Schwichtenberg: Basically, surrounding the downtown is this paved circle of freeways or surface parking. And where West Seventh Street enters the downtown is really the only connection left between the lower-density peripheral neighborhoods and the downtown core.
The West Seventh Federation was formed in the 1970's by neighbors wanting to save and renovate the city's oldest residential area, Irvine Park. Director Ed Johnson says since then the group has fought against intrusive development, such as a plan to make Shepard Road a freeway with elevated interchanges. Johnson says the Science Museum's move to the Mississippi helps ensure that future riverfront development will be pedestrian friendly...
Johnson: Once the Science Museum came in, and given their commitment to being connected to the River corridor, then we had a great ally in basically just softening the road; don't let the road overtake the Mississippi River corridor. So it was helpful and they came in at a very opportune time to basically say "If this is what we're really serious about in terms of connecting to the river corridor, these are the things that are going to have to be done."
The Science Museum joins Saint Paul's convention center and arena in a cluster of new development where West Seventh meets downtown. The opening of the museum is widely expected to be a catalyst for additional development but what it will lead to remains to be seen. Whitney Clark, director of the group Friends of the Mississippi River, hopes it will lead to more educational exhibits about the river, perhaps at Fort Snelling or at the Historical Society's site in Minneapolis' flour-milling district.
Clark: The more people who come to the river and understand the river, through the exhibit and other efforts, the better; the better for the river in general.
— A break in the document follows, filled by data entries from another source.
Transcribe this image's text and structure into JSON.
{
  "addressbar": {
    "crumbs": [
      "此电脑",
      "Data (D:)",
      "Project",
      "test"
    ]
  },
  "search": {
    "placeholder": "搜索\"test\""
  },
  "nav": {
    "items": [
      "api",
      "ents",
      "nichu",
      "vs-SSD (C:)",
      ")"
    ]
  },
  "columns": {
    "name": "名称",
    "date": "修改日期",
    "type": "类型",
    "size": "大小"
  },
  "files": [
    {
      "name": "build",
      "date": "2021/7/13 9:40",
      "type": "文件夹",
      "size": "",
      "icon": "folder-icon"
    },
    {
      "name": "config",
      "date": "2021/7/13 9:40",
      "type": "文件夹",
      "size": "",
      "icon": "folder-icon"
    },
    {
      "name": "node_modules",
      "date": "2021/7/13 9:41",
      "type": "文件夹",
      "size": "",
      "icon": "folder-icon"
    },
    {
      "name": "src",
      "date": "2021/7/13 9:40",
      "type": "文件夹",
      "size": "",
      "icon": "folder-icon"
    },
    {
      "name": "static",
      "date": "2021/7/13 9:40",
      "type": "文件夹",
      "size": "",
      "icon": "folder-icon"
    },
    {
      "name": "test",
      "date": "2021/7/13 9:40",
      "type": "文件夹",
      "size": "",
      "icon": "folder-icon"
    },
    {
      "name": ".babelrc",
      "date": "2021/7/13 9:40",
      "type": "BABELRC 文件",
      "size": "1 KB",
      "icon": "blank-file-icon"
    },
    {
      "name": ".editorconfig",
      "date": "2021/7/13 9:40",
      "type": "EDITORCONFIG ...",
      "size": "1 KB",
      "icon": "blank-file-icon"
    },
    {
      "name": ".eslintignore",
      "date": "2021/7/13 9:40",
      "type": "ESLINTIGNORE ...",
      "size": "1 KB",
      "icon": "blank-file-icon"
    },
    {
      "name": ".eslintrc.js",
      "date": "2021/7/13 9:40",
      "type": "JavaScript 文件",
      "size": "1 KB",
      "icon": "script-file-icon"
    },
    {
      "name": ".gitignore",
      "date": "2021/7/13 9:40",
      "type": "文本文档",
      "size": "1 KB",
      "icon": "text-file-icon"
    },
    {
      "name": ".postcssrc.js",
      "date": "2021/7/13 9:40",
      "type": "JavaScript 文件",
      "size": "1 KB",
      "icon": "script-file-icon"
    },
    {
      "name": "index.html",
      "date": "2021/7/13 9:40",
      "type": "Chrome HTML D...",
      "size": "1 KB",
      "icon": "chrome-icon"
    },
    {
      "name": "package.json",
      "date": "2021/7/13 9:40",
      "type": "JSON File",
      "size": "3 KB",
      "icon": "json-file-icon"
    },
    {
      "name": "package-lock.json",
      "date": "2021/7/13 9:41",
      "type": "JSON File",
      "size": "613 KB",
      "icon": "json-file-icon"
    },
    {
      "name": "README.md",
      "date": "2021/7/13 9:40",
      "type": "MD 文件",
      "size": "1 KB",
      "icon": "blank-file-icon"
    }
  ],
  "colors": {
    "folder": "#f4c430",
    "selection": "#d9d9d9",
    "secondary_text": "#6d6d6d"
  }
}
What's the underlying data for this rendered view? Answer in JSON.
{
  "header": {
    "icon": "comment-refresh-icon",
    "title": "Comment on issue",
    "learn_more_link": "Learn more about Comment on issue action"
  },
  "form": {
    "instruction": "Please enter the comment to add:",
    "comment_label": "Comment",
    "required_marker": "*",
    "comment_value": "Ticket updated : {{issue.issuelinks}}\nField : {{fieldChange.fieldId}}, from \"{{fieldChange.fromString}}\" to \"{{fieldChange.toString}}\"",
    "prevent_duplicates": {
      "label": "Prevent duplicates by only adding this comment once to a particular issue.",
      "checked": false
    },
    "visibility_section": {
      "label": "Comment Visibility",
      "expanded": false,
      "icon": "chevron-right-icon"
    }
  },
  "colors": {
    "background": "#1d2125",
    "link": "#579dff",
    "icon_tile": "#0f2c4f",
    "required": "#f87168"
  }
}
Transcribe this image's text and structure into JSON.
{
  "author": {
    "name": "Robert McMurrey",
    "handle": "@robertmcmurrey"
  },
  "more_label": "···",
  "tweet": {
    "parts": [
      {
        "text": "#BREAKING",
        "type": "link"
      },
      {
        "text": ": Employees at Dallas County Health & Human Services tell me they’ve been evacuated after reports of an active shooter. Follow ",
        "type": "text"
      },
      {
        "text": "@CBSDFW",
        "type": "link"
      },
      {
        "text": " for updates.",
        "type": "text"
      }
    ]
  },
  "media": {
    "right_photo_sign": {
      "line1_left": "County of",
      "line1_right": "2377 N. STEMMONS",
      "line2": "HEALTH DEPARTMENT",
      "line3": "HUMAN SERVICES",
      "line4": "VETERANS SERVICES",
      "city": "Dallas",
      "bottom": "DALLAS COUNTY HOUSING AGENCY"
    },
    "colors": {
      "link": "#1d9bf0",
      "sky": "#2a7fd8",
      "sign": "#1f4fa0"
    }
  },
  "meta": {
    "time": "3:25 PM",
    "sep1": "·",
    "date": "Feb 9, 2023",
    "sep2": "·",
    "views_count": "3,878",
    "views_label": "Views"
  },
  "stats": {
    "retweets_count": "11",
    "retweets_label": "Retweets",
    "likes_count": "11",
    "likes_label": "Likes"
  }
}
Clark says studying the river helps people understand their interconnectedness. He says the connection between upstream and downstream is readily apparent.
Clark: But the same is true laterally, as well. We live in a watershed. A river's just part of a hydrologic system that's a watershed. The river's the bottom of that watershed. So the Science Museum is a focal point but it can help teach us about how we're all related to this river by virtue of being citizens of this watershed.
If unifying a watershed and calming a road make the museum's impact sound abstract, consider this: it's expected to attract a million or more visitors per year, which is 30 percent more than it drew at its old location on Cedar Street. Patrick Seeb, who directs a development group called The Riverfront Corporation, says investors are eyeing nearby land for hotels, restaurants, and housing. Seeb says the Science Museum's opening demonstrates that neglected land in the core of the city can be successfully redeveloped. He says there are 200 acres of vacant or blighted land downtown waiting for new uses.
Seeb: If you talk about smart growth and how to limit urban sprawl, one way to do it is to reclaim land in the core of the city. And what the Science Museum does, because of the way it's positioned, is it gives confidence that we can reclaim this blighted land; in fact, it has already, some 20 acres. But it also showcases and puts in front of people some 200 other acres where we have the same opportunity.
The Science Museum cost more than $99 million dollars to build. About 55 percent of that amount came from public sources, the remainder from private donations.